When I relocated to Silicon Valley, I noted the usage of the ubiquitous sobriquet, “Founder”, next to the titles of CxOs for many startups. Interestingly, anyone can register a C-corp for the total cost of $89 fee in the State of Delaware. (By the way, it is cheaper in other states.) With that action alone, one becomes a “founder”. But being a Silicon Valley founder can develop into a business leader?
I could never understand Silicon Valley’s obsession with the term, “founders,” almost as if that individual would be able to walk on water. Start a company with 89 bucks, and that “founder” should be the sole manager of his/her vision to a very fruitful exit. Let that “founder” have absolute control over his/her company with the appropriate corporate, legal framework, where the founder’s shares represent multiple votes. Those young founders should be given clear, loose reins like any infant coddled by a mother. One problem: these are not “children” and those toys are being bought with money from institutional investors, many of which are retirement funds. Being a founder does not equate to being a business leader. Many Silicon Valley founders, we are finding out, are petulant and selfish, others difficult, and some are merely aimless.
Of course, we should look at Uber, with one WSJ article comparing its management to the series, Game of Thrones – https://www.wsj.com/articles/uber-14-bosses-one-corporate-game-of-thrones-1497468304?mg=prod/accounts-wsj. Frankly, I consider it apropos metaphor. Can we safely say that Travis Kalanick would be the “Ramsay Bolton” character, the ruthless leader who would execute whatever action to retain or seize his authority over his kingdom? Bolton emphasized absolute control by removing any opponent who would block or interfere his leadership – including killing his father and half-brother. He instilled fear. In his battles, he would release arrows to jeopardize the safety of his own soldiers, just to win. Yet, we know how the series terminated that character. Fear and ruthlessness, as a mode of leadership, can only get you so far.
Therefore, “founder” does not equate to true leadership. Still, various leading SV commentators extol entrepreneurship and title, founder, as the only way to be successful in the business of technology. Having control is better than sharing leadership with employees. They conclude that ruthless founders should foster fast growing companies to return sizeable returns for its investors. One company, Theranos, raised an incredible $740 million, and its founder, Elizabeth Holmes, was profiled in many major business publications. Uber capital raising efforts even surpassed that of Theranos by raising over a billion dollars. These commentators forget that control does not result in good and effective corporate management.
Leaders show compassion and empathy. And that is what “Jon Snow” Game of Thrones character is about. In the Game of Throne Series, Snow trains his own team better swordsmanship for them to survive. In his battle against Bolton, he believed that Bolton’s selfish leadership would impact the motivation of his armed forces. Snow believes that battles are won by encouragement and selfishness. He is, unquestionably, a leader whom many would follow in any battle.
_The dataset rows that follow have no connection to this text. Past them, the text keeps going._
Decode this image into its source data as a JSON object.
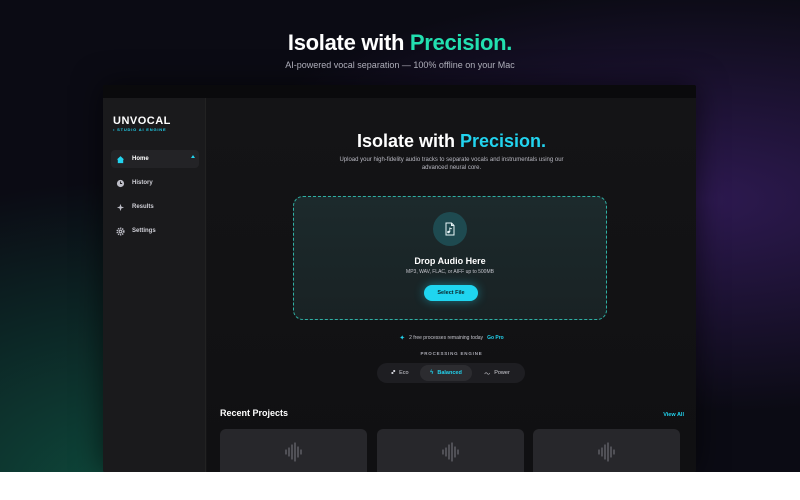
{
  "hero": {
    "title_main": "Isolate with ",
    "title_accent": "Precision.",
    "subtitle": "AI-powered vocal separation — 100% offline on your Mac"
  },
  "sidebar": {
    "logo": "UNVOCAL",
    "logo_sub": "• STUDIO AI ENGINE",
    "items": [
      {
        "label": "Home",
        "icon": "home-icon",
        "active": true
      },
      {
        "label": "History",
        "icon": "clock-icon"
      },
      {
        "label": "Results",
        "icon": "sparkle-icon"
      },
      {
        "label": "Settings",
        "icon": "gear-icon"
      }
    ]
  },
  "main": {
    "title_main": "Isolate with ",
    "title_accent": "Precision.",
    "subtitle": "Upload your high-fidelity audio tracks to separate vocals and instrumentals using our advanced neural core.",
    "dropzone": {
      "title": "Drop Audio Here",
      "subtitle": "MP3, WAV, FLAC, or AIFF up to 500MB",
      "button": "Select File"
    },
    "remaining": "2 free processes remaining today",
    "go_pro": "Go Pro",
    "engine_label": "PROCESSING ENGINE",
    "engine_options": [
      {
        "label": "Eco",
        "icon": "leaf-icon"
      },
      {
        "label": "Balanced",
        "icon": "bolt-icon",
        "selected": true
      },
      {
        "label": "Power",
        "icon": "wave-icon"
      }
    ],
    "recent_title": "Recent Projects",
    "view_all": "View All"
  },
  "colors": {
    "accent_green": "#22e0b0",
    "accent_cyan": "#22d3ee",
    "background": "#0b0b14",
    "panel": "#141416"
  }
}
If Kalanick is the “Bolton” character, then Jamie Dimon, CEO of JP Morgan Chase, is the Stark family member, “Jon Snow.” Why? Dimon demonstrated his concerns about the lowest levels of his workforce by raising the minimum wage for the bank’s lowest ranking employees so that the lowest ranks have a decent standard of living. http://fortune.com/2016/07/12/jamie-dimon-jpmorgan-employees-raise/. JPMorgan Chase employs over 234,000 employees and ranks as one of the best, profitable banks in the World. Great business leaders generate the best long-term results for their organizations.
Contrast this Silicon Valley attitude when the Silicon Valley company, “Yelp”, discovered that a minimum waged employee complained in a blog about her low, minimum wage salary in one of the most expensive cities, San Francisco, where she barely made a living. Yelp’s response was to terminate her. So much for compassion in Silicon Valley. Or, in the case of Uber, one woman complained of sexual harassment, she was totally ignored and, consequently, she resigned. Or people should remember the recorded video of Kalanick’s response to the Uber driver, an employee, who complained about his financial losses. Or we can look at Theranos treatment of one employee, the grandson of one of the board members, spending over $200k to defend himself from Theranos’ ruthless attorneys, when he attempted to whistle blow the company’s ineffective technology. His observations were later vindicated by the FDA.
Much of Silicon Valley’s behavior is attributed to the venture capitalists in the region. They invest in “founders” who will achieve growth at whatever it takes to get there. Whatever shortcuts needed. Even with mendacity. Paul Thiel, a well-known Silicon Valley investor, applies the “blitz-scale” approach to growth. Super speed to become number 1 priority in the industry in short-time frames. Maybe these guys should learn something from the Game of Thrones to see what appropriate management strategy achieves in the long run.